The movement towards growing grapes by organic or biodynamic methods is slowly growing in France, and there are now notable examples in Provence. These wines are still single digit in terms of overall production. However, some world famous producers, including the Domaine de la Romanée Conti and the Domaine Leflaive in Burgundy, Château Pontet Canet in Bordeaux, and Chapoutier in the Rhône Valley, now produce wines organically. That is a serious and trend setting development.
As noted previously (”Organic and Biodynamic Wines: Fad or Future Industry Standard?”), there are various schools of thought in the organic wines industry. They range from banning chemical additives such as pesticides or fertilizer to the prescription of certain natural preparations, such as medicinal plants and specified manures. The Return to Terroir group advocates a flexible approach, with various stages of adherence, including denying the use of sugars which artificially boost the wine’s alcohol content.
All of these schools may be found, making quality wines in Provence. Let’s look at four producers, featured in New York tastings by the Return to Terroir group. Each of these wines has something extra. Perhaps it is organic farming that makes the difference.
The Domaine Hauvette produces wines in Les-Baux-de-Provence, a small and very scenic AOC in Provence that has the unique distinction of requiring organic farming. Dominique Hauvette owns the property, which she describes as several decades of effort. She bought an initial 2 ½ hectares (6 acres), and expanded her holdings over the years. She says that the previous owner had been “obsessed with microbiological disease and insects,” and she threw out 7 truckloads of leftover chemicals when she took over the property! Her well regarded red wine, a blend of Grenache, Syrah and Cabernet Sauvignon, now retails for $35. She does not label her wine as organic, fearing “marginalization” by consumers.
Château Sainte Anne, from Bandol, Provence is becoming a refined cult wine favorite, both for the Bandol red (60% Mourvèdre grapes) and the Bandol white (Clairette and Ugni Blanc grapes). Both retail in the $23 range for recent vintages. The 2005 Bandol red, if you can still find it, is said to be delicious.
The Château de Roquefort Corail 2011 ($16) is made at Roquefort-la-Bédoule, some 20 miles from Aix-en-Provence. Last year a freak hailstorm hit the property, which is at an altitude of 1,000 feet, and destroyed 100% of the growing crop in just 7 minutes! Some neighbors pitched in, pledging part of their own crops! Raimond de Villeneuve of Château Roquefort issued a special blend for the year, a testament to the definition of good neighbors!
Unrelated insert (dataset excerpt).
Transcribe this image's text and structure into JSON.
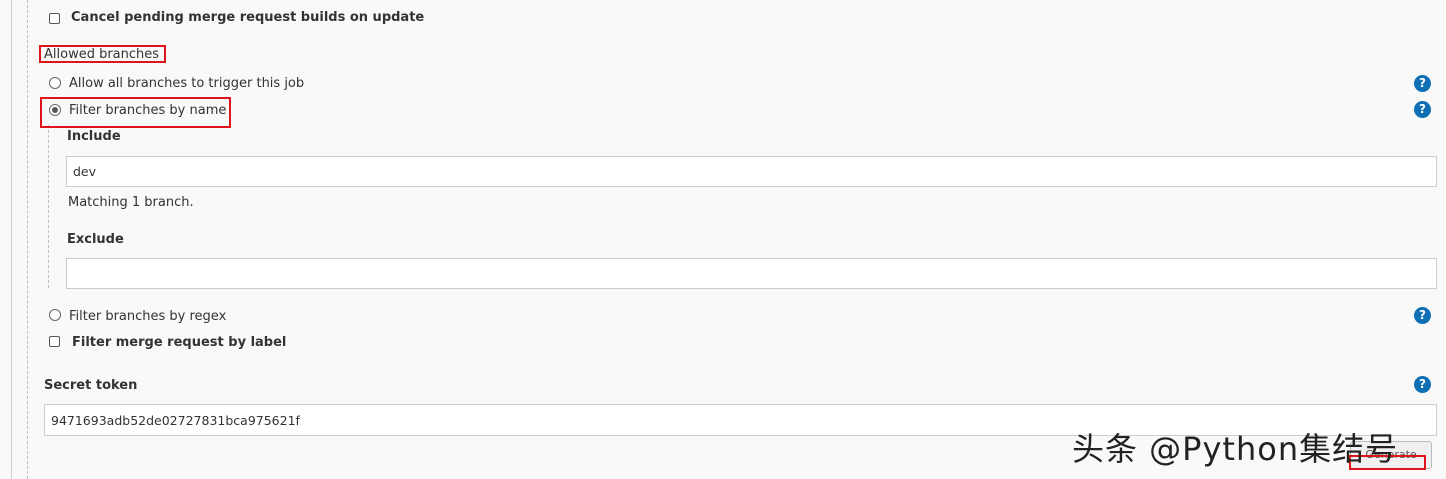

Currently Monsieur de Villeneuve is experimenting with Cabernet Franc cultivation. Let’s hope it works as well in Provence, as it has in the Loire Valley.
The Domaine Henri Milan also produces fine wines in the Les-Baux-de-Provence AOC. Their 2006, a Rhône Valley style blended red wine made from grapes whose vines average 16 years old, gathered rave reviews in both New York and Australia.
Stop by and see one of these wonderful and unpretentious estates when you are in Provence. And oh yes, don’t forget to try Château Miraval, owned by Brad Pitt and Angelina Jolie. The 2012 vintage is ready, and their new line of wines includes red, white and rosé wines. Of course, the grapes are organically raised!
William S. Shepard, Wine Editor